If we could change our modern world with a single thought,
What would be your response?
If you had the chance, would you choose change?
Everyone tells us history happened for a reason, but what if it didn’t have to.
You could fix that one action you regret despite how time itself may rearrange,
So given the chance, what would you do?
A Life Determining Life
by Dula Deb
The flower has been around longer than our ancestors have. It was different from the rest; for its seven petals would determine our existence. Each of its red, delicate petals would die every million years on new year's day. Once the seventh petal dies, the human race would die off with it. Some people feared their deaths, while others accepted it.
Some people believed that God planted the flower to tell us to live our life to the fullest and show love, kindness and hope. However, most people believed the flower represented death, misery and pain. Meaning we would be dead and forgotten; believing the flower would be reborn to kill off the next species. The researchers said the last petal would die next year, which caused a massive outburst worldwide. Since the outburst, the death rate skyrocketed, along with poverty rate, and crime rate. People needed to realize that none of this is going to help; hell, we would die sooner if we kept this up.
Photo by Chloe Wilson
by Zach Doyle
You’re the rainbow through my stormy life
A streetlight in the stormy night.
Your love is the eye of the storm
Your laughter is there to keep me warm
You will never understand dear,
My words are sincere
You do so much for my lonely life

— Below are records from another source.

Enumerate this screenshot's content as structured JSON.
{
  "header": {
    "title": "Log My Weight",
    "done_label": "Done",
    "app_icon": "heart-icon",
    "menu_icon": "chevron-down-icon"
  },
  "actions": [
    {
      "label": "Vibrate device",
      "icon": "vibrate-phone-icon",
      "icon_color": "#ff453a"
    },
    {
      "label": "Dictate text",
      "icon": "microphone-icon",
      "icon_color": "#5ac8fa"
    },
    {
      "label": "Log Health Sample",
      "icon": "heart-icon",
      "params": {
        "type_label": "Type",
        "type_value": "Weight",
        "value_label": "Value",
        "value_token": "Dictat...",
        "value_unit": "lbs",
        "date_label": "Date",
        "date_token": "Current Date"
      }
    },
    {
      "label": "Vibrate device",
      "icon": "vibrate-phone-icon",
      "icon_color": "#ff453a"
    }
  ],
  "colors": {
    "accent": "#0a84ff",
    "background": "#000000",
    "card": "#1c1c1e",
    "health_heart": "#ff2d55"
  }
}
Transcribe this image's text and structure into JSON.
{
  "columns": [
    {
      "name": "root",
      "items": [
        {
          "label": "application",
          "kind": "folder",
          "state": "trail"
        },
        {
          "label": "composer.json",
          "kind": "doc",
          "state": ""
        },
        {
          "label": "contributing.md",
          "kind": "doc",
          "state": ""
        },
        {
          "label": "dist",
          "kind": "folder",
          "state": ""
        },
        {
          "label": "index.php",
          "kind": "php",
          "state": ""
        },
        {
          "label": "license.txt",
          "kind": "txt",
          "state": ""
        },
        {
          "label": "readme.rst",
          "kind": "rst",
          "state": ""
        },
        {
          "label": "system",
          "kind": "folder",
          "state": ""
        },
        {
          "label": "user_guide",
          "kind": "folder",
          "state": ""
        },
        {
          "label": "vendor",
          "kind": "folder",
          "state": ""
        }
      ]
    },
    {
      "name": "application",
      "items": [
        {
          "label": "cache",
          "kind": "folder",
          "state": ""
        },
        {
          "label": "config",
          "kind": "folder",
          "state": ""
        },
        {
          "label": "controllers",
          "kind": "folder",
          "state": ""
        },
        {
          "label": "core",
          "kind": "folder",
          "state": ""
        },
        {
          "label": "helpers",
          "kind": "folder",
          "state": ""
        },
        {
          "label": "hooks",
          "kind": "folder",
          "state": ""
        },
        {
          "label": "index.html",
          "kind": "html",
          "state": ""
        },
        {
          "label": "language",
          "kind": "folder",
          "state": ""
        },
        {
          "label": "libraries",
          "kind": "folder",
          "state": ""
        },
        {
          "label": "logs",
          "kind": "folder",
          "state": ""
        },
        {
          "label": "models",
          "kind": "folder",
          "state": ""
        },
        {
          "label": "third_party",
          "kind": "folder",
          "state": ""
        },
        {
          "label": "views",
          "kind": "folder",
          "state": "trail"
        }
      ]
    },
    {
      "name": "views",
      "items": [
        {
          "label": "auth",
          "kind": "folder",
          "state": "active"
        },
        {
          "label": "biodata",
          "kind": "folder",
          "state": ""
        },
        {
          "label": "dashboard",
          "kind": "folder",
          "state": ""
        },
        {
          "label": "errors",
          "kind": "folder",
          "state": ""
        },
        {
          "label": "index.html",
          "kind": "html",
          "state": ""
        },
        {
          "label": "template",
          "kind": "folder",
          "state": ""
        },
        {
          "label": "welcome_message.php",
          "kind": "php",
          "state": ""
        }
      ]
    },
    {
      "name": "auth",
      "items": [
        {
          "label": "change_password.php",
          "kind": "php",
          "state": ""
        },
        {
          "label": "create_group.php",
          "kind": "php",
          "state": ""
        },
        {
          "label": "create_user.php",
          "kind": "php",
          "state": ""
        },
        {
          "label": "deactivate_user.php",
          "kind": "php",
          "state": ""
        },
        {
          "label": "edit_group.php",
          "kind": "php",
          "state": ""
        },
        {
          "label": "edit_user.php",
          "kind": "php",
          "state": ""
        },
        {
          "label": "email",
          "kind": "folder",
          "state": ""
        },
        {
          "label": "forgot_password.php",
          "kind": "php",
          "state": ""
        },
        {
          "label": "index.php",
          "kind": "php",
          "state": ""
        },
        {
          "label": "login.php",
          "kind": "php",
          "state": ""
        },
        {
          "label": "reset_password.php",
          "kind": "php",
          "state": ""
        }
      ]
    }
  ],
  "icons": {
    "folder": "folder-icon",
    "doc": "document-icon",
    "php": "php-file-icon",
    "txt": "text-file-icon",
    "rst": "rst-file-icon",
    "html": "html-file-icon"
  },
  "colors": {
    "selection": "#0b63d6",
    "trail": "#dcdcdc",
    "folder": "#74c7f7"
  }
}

Getting me through my poor life’s strife
At the end of the road,
Together we’ll drive home
At the end of the typhoon
I promise I’ll see you soon